But not all farmers are benefiting from this practice due to a lack of access to inputs, such as fertilizers says Ken Giller, the leader of the N2Africa project, as a second phase to widen access to the initiative is announced with US$25.3 million funding from the Bill & Melinda Gates Foundation for the next five years.
Researchers and representatives of NGOs and companies gathered in Nairobi, Kenya, yesterday to discuss the results of N2Africa’s first phase.
This was carried out by a partnership comprising Wageningen University in the Netherlands, the International Centre for Tropical Agriculture, the International Institute of Tropical Agriculture and several NGOs, universities and research centers, mostly based in Africa.
Through the project, around 252,000 smallholders in eight African countries were given legumes, such as soybeans, groundnuts or beans.
Such plants host soil bacteria called rhizobia in their roots that fix atmospheric nitrogen, which is important for plant growth, into the soil. These nitrogen-fixing bacteria can be added to the soil by applying an inoculant, a mixture of peat and rhizobia bacteria.
As well as receiving new legume varieties farmers were advised to use improved inoculants, special fertilizers with more phosphate and were given advice on crop rotation and intercropping.
“We have measurements and observations on thousands of farmers’ fields across Africa,” says Giller, who is a plant scientist at Wageningen University.
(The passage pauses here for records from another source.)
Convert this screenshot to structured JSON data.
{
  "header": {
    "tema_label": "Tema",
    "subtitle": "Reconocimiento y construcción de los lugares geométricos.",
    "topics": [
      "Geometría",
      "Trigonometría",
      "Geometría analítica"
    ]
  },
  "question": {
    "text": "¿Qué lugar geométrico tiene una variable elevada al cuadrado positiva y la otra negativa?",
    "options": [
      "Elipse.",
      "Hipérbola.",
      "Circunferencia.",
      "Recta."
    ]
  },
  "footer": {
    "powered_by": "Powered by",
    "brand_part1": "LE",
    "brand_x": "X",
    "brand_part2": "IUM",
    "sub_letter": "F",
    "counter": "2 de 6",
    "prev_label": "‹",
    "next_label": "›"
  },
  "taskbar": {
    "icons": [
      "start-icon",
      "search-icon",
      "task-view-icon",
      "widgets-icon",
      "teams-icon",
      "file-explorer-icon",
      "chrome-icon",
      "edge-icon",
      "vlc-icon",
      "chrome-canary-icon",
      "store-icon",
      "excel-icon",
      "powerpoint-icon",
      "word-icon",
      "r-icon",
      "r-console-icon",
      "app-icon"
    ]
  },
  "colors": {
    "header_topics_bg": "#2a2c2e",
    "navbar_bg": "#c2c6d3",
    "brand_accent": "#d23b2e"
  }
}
Results from an early impact study presented at today’s meeting in Nairobi show that crop yields could double using the new legumes, inoculant and fertilizer.
But average yields increased only between 78 and 272 kilograms per hectare for different crops, whereas scientists hoped for a target increase of 954 kilograms per hectare.
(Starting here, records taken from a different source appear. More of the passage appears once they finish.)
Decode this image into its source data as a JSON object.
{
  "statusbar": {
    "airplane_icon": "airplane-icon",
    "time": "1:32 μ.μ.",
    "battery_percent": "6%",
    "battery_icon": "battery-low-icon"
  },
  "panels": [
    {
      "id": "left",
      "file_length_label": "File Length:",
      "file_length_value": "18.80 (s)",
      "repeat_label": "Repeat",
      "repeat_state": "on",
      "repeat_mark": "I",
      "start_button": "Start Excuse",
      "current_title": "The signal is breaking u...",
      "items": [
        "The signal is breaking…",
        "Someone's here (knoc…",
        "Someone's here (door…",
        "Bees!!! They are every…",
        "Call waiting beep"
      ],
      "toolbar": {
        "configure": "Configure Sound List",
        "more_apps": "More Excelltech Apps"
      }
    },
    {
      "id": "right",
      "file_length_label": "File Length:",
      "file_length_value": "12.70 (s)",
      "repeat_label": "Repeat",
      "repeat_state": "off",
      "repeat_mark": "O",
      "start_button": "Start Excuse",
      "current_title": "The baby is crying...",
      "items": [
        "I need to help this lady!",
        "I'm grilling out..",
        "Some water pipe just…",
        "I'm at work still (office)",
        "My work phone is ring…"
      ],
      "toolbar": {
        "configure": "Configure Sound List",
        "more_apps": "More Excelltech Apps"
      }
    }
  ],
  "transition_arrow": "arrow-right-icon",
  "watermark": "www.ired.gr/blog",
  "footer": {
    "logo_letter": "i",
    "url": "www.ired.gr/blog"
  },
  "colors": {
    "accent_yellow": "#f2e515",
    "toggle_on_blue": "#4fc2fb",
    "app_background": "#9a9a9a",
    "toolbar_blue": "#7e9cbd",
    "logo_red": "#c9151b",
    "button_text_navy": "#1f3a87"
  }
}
The average increase in household income was US$335 a year instead of the hoped-for US$465 goal.
“We’ve got proof of massive improvements in yield at field level, due to the right combination of better varieties of legumes and rhizobia, adapted fertilizer and improved management,” Giller says. “Yet many farmers can’t access the right inputs like inoculants and fertilizers, or sow the crops at the ideal time, and that causes lower yields.”
The special fertilizer is often not available or is too expensive for farmers, he says. And, while inoculants are relatively cheap, they are not available everywhere.
Brown Mang Onwuka